- What to do -
Below are the records. How many of their lines contain "this"? Give only the number.

Data items:
================

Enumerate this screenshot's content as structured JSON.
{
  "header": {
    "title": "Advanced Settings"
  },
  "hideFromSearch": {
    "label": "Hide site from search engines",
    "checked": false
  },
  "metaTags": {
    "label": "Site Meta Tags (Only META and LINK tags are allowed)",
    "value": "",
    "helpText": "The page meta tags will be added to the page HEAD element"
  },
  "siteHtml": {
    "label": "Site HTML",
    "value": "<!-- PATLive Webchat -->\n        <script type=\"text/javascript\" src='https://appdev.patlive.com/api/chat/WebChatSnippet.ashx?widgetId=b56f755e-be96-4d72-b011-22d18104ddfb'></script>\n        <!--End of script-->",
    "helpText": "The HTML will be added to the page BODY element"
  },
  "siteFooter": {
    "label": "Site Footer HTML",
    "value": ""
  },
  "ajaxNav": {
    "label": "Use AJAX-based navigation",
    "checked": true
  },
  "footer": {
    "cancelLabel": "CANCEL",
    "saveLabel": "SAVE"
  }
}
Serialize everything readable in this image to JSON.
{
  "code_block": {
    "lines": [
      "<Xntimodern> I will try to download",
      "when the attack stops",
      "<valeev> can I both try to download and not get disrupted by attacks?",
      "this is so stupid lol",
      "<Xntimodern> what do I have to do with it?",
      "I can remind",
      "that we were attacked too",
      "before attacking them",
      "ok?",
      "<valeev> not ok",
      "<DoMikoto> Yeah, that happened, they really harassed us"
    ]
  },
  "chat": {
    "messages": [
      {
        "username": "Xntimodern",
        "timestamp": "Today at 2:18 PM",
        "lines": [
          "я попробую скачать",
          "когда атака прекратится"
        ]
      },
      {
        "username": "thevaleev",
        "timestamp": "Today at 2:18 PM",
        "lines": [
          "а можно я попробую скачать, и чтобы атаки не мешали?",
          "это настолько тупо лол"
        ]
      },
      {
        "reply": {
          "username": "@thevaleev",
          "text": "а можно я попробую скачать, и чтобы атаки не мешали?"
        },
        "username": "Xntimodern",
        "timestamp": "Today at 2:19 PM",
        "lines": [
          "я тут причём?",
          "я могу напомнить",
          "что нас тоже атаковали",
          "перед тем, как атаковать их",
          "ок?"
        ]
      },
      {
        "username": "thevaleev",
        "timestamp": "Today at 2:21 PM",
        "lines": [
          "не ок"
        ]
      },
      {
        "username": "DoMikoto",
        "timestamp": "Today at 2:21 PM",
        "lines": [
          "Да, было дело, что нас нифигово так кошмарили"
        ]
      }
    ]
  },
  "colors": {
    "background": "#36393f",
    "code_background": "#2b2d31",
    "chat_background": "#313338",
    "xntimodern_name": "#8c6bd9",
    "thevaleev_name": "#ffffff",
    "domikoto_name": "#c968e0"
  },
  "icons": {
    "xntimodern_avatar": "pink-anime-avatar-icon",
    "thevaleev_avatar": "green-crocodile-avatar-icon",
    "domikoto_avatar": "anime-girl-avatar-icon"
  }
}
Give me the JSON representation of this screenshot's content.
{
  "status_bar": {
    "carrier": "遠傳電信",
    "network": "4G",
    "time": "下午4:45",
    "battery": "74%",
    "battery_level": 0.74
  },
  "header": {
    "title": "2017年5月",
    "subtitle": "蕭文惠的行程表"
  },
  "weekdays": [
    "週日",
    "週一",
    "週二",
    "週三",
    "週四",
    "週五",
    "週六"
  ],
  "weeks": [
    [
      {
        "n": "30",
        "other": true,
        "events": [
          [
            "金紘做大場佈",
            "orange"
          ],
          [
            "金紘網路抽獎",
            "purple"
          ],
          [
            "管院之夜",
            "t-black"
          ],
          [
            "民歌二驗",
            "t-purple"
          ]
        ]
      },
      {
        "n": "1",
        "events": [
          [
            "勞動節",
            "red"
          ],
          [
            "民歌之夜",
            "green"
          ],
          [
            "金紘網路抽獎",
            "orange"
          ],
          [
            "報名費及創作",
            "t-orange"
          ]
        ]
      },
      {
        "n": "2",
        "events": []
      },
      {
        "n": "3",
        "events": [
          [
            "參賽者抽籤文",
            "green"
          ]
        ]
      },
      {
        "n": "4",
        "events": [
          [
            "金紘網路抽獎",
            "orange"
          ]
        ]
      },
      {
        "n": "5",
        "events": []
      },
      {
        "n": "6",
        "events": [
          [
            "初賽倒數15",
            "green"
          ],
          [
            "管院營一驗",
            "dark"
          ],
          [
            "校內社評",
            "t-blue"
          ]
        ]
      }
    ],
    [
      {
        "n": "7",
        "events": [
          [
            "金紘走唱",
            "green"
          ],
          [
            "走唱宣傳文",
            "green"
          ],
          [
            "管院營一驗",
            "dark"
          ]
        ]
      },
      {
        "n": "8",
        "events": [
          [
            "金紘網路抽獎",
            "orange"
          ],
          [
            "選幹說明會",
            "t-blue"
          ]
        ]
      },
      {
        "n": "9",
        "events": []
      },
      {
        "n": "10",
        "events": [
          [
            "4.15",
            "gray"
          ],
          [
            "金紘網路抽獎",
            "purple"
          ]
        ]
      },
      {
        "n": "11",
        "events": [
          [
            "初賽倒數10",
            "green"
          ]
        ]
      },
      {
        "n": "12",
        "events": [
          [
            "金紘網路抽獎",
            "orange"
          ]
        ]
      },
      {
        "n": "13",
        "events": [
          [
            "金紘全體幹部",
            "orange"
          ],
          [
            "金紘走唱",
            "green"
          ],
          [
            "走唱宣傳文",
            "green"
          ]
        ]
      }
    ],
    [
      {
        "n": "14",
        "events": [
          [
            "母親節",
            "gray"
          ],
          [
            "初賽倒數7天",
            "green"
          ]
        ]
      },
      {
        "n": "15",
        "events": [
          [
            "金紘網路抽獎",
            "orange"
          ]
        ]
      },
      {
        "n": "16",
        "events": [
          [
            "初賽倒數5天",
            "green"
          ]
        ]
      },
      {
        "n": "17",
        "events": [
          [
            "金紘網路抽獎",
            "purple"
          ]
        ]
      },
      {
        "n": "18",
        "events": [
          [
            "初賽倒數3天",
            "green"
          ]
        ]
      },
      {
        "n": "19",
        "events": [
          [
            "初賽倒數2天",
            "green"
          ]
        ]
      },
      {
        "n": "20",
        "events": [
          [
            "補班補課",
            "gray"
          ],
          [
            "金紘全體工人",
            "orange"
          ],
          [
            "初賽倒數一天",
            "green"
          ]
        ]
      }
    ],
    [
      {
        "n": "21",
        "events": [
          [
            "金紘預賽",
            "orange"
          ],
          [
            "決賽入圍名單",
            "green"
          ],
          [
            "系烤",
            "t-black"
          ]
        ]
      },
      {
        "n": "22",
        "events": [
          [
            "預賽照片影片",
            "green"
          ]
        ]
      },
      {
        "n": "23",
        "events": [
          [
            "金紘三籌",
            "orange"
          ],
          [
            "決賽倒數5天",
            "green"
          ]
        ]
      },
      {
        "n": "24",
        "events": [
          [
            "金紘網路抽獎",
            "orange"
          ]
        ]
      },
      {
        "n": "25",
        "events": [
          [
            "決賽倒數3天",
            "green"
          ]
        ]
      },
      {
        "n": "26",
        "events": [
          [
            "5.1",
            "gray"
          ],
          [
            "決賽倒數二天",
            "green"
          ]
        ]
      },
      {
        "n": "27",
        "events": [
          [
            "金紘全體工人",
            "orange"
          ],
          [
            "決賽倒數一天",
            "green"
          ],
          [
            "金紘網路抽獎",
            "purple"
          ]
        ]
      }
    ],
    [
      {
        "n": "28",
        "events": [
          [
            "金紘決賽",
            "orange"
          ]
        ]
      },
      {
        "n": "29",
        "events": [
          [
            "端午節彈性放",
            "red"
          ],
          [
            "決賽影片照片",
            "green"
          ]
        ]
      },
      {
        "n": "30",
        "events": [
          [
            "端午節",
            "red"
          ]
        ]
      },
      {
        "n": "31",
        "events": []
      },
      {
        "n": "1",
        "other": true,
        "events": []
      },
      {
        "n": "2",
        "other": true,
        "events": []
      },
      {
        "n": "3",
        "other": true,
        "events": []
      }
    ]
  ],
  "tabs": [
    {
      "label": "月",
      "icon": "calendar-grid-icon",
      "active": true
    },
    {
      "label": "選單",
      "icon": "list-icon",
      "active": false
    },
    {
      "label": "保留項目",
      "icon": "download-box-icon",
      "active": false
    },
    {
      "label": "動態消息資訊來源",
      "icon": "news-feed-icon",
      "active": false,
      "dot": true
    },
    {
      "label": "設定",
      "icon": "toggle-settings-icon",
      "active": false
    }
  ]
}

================

- Task response -
4